- **How to complete this task**: Each record must be copied in full and unchanged; any image it holds is excluded.

Excerpts from an interface dataset:

——

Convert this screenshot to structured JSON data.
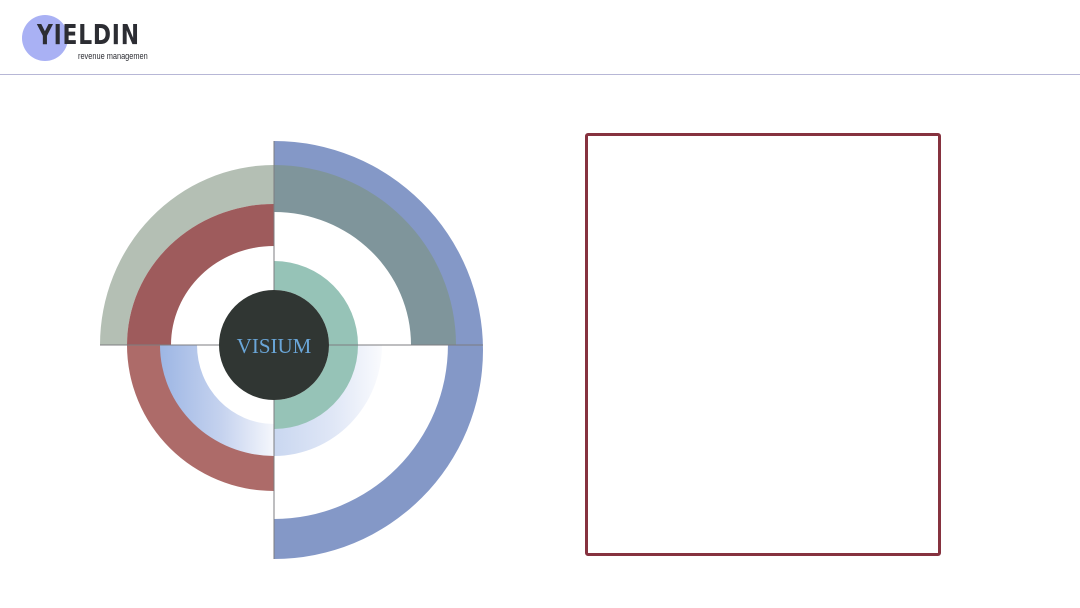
{
  "logo": {
    "wordmark": "YIELDIN",
    "tagline": "revenue managemen"
  },
  "diagram": {
    "center_label": "VISIUM",
    "colors": {
      "outer_blue": "#8498c7",
      "gray_green": "#b4bfb4",
      "slate_overlap": "#7f959b",
      "red_left": "#9e5b5c",
      "red_lower": "#ad6b69",
      "teal": "#96c3b7",
      "light_blue": "#a5bde6",
      "center_dark": "#303633",
      "center_text": "#6aa6d8",
      "box_border": "#86323f"
    }
  },
  "text_box": {
    "content": ""
  }
}
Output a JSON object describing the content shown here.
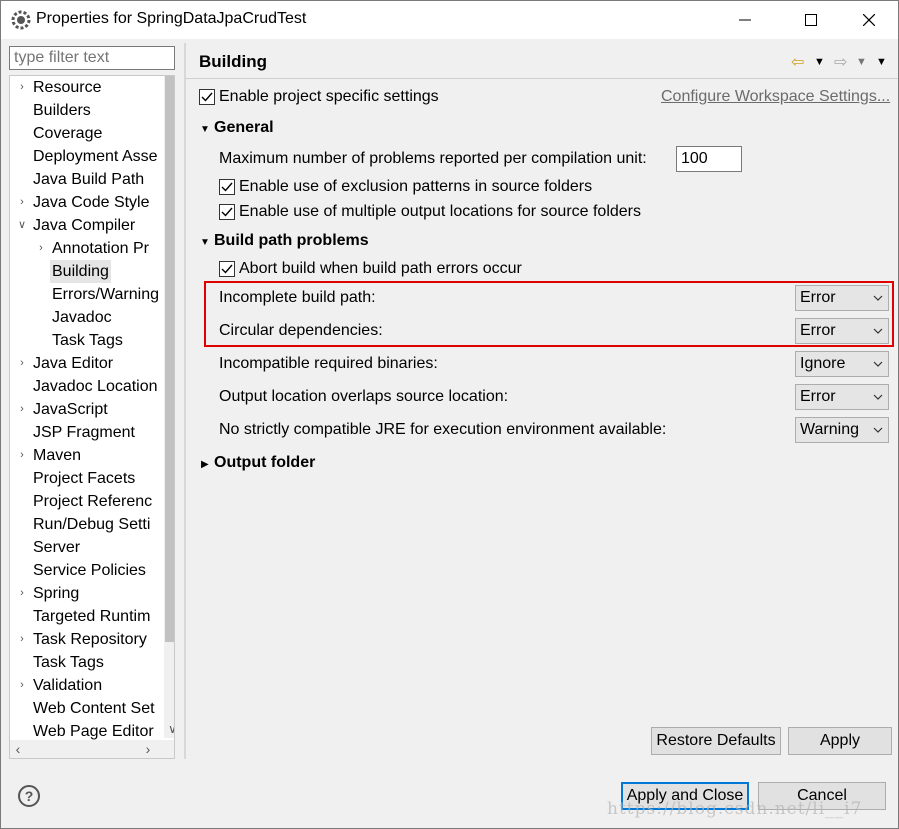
{
  "window": {
    "title": "Properties for SpringDataJpaCrudTest",
    "minimize_icon": "minimize-icon",
    "maximize_icon": "maximize-icon",
    "close_icon": "close-icon"
  },
  "filter": {
    "placeholder": "type filter text"
  },
  "tree": {
    "items": [
      {
        "label": "Resource",
        "expander": "collapsed"
      },
      {
        "label": "Builders",
        "expander": "none"
      },
      {
        "label": "Coverage",
        "expander": "none"
      },
      {
        "label": "Deployment Asse",
        "expander": "none"
      },
      {
        "label": "Java Build Path",
        "expander": "none"
      },
      {
        "label": "Java Code Style",
        "expander": "collapsed"
      },
      {
        "label": "Java Compiler",
        "expander": "expanded"
      },
      {
        "label": "Annotation Pr",
        "expander": "collapsed"
      },
      {
        "label": "Building",
        "expander": "none",
        "selected": true
      },
      {
        "label": "Errors/Warning",
        "expander": "none"
      },
      {
        "label": "Javadoc",
        "expander": "none"
      },
      {
        "label": "Task Tags",
        "expander": "none"
      },
      {
        "label": "Java Editor",
        "expander": "collapsed"
      },
      {
        "label": "Javadoc Location",
        "expander": "none"
      },
      {
        "label": "JavaScript",
        "expander": "collapsed"
      },
      {
        "label": "JSP Fragment",
        "expander": "none"
      },
      {
        "label": "Maven",
        "expander": "collapsed"
      },
      {
        "label": "Project Facets",
        "expander": "none"
      },
      {
        "label": "Project Referenc",
        "expander": "none"
      },
      {
        "label": "Run/Debug Setti",
        "expander": "none"
      },
      {
        "label": "Server",
        "expander": "none"
      },
      {
        "label": "Service Policies",
        "expander": "none"
      },
      {
        "label": "Spring",
        "expander": "collapsed"
      },
      {
        "label": "Targeted Runtim",
        "expander": "none"
      },
      {
        "label": "Task Repository",
        "expander": "collapsed"
      },
      {
        "label": "Task Tags",
        "expander": "none"
      },
      {
        "label": "Validation",
        "expander": "collapsed"
      },
      {
        "label": "Web Content Set",
        "expander": "none"
      },
      {
        "label": "Web Page Editor",
        "expander": "none"
      }
    ]
  },
  "page": {
    "title": "Building",
    "enable_project_specific": "Enable project specific settings",
    "configure_workspace": "Configure Workspace Settings...",
    "general": {
      "heading": "General",
      "max_problems_label": "Maximum number of problems reported per compilation unit:",
      "max_problems_value": "100",
      "exclusion_patterns": "Enable use of exclusion patterns in source folders",
      "multiple_output": "Enable use of multiple output locations for source folders"
    },
    "build_path": {
      "heading": "Build path problems",
      "abort_build": "Abort build when build path errors occur",
      "rows": [
        {
          "label": "Incomplete build path:",
          "value": "Error"
        },
        {
          "label": "Circular dependencies:",
          "value": "Error"
        },
        {
          "label": "Incompatible required binaries:",
          "value": "Ignore"
        },
        {
          "label": "Output location overlaps source location:",
          "value": "Error"
        },
        {
          "label": "No strictly compatible JRE for execution environment available:",
          "value": "Warning"
        }
      ]
    },
    "output_folder": {
      "heading": "Output folder"
    },
    "highlight_color": "#e00000"
  },
  "buttons": {
    "restore_defaults": "Restore Defaults",
    "apply": "Apply",
    "apply_and_close": "Apply and Close",
    "cancel": "Cancel"
  },
  "watermark": "https://blog.csdn.net/li__i7"
}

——

- **Solution**:
Convert this screenshot to structured JSON data.
{
  "logo": {
    "wordmark": "YIELDIN",
    "tagline": "revenue managemen"
  },
  "diagram": {
    "center_label": "VISIUM",
    "colors": {
      "outer_blue": "#8498c7",
      "gray_green": "#b4bfb4",
      "slate_overlap": "#7f959b",
      "red_left": "#9e5b5c",
      "red_lower": "#ad6b69",
      "teal": "#96c3b7",
      "light_blue": "#a5bde6",
      "center_dark": "#303633",
      "center_text": "#6aa6d8",
      "box_border": "#86323f"
    }
  },
  "text_box": {
    "content": ""
  }
}
Output a JSON object describing the content shown here.
{
  "window": {
    "title": "Properties for SpringDataJpaCrudTest",
    "minimize_icon": "minimize-icon",
    "maximize_icon": "maximize-icon",
    "close_icon": "close-icon"
  },
  "filter": {
    "placeholder": "type filter text"
  },
  "tree": {
    "items": [
      {
        "label": "Resource",
        "expander": "collapsed"
      },
      {
        "label": "Builders",
        "expander": "none"
      },
      {
        "label": "Coverage",
        "expander": "none"
      },
      {
        "label": "Deployment Asse",
        "expander": "none"
      },
      {
        "label": "Java Build Path",
        "expander": "none"
      },
      {
        "label": "Java Code Style",
        "expander": "collapsed"
      },
      {
        "label": "Java Compiler",
        "expander": "expanded"
      },
      {
        "label": "Annotation Pr",
        "expander": "collapsed"
      },
      {
        "label": "Building",
        "expander": "none",
        "selected": true
      },
      {
        "label": "Errors/Warning",
        "expander": "none"
      },
      {
        "label": "Javadoc",
        "expander": "none"
      },
      {
        "label": "Task Tags",
        "expander": "none"
      },
      {
        "label": "Java Editor",
        "expander": "collapsed"
      },
      {
        "label": "Javadoc Location",
        "expander": "none"
      },
      {
        "label": "JavaScript",
        "expander": "collapsed"
      },
      {
        "label": "JSP Fragment",
        "expander": "none"
      },
      {
        "label": "Maven",
        "expander": "collapsed"
      },
      {
        "label": "Project Facets",
        "expander": "none"
      },
      {
        "label": "Project Referenc",
        "expander": "none"
      },
      {
        "label": "Run/Debug Setti",
        "expander": "none"
      },
      {
        "label": "Server",
        "expander": "none"
      },
      {
        "label": "Service Policies",
        "expander": "none"
      },
      {
        "label": "Spring",
        "expander": "collapsed"
      },
      {
        "label": "Targeted Runtim",
        "expander": "none"
      },
      {
        "label": "Task Repository",
        "expander": "collapsed"
      },
      {
        "label": "Task Tags",
        "expander": "none"
      },
      {
        "label": "Validation",
        "expander": "collapsed"
      },
      {
        "label": "Web Content Set",
        "expander": "none"
      },
      {
        "label": "Web Page Editor",
        "expander": "none"
      }
    ]
  },
  "page": {
    "title": "Building",
    "enable_project_specific": "Enable project specific settings",
    "configure_workspace": "Configure Workspace Settings...",
    "general": {
      "heading": "General",
      "max_problems_label": "Maximum number of problems reported per compilation unit:",
      "max_problems_value": "100",
      "exclusion_patterns": "Enable use of exclusion patterns in source folders",
      "multiple_output": "Enable use of multiple output locations for source folders"
    },
    "build_path": {
      "heading": "Build path problems",
      "abort_build": "Abort build when build path errors occur",
      "rows": [
        {
          "label": "Incomplete build path:",
          "value": "Error"
        },
        {
          "label": "Circular dependencies:",
          "value": "Error"
        },
        {
          "label": "Incompatible required binaries:",
          "value": "Ignore"
        },
        {
          "label": "Output location overlaps source location:",
          "value": "Error"
        },
        {
          "label": "No strictly compatible JRE for execution environment available:",
          "value": "Warning"
        }
      ]
    },
    "output_folder": {
      "heading": "Output folder"
    },
    "highlight_color": "#e00000"
  },
  "buttons": {
    "restore_defaults": "Restore Defaults",
    "apply": "Apply",
    "apply_and_close": "Apply and Close",
    "cancel": "Cancel"
  },
  "watermark": "https://blog.csdn.net/li__i7"
}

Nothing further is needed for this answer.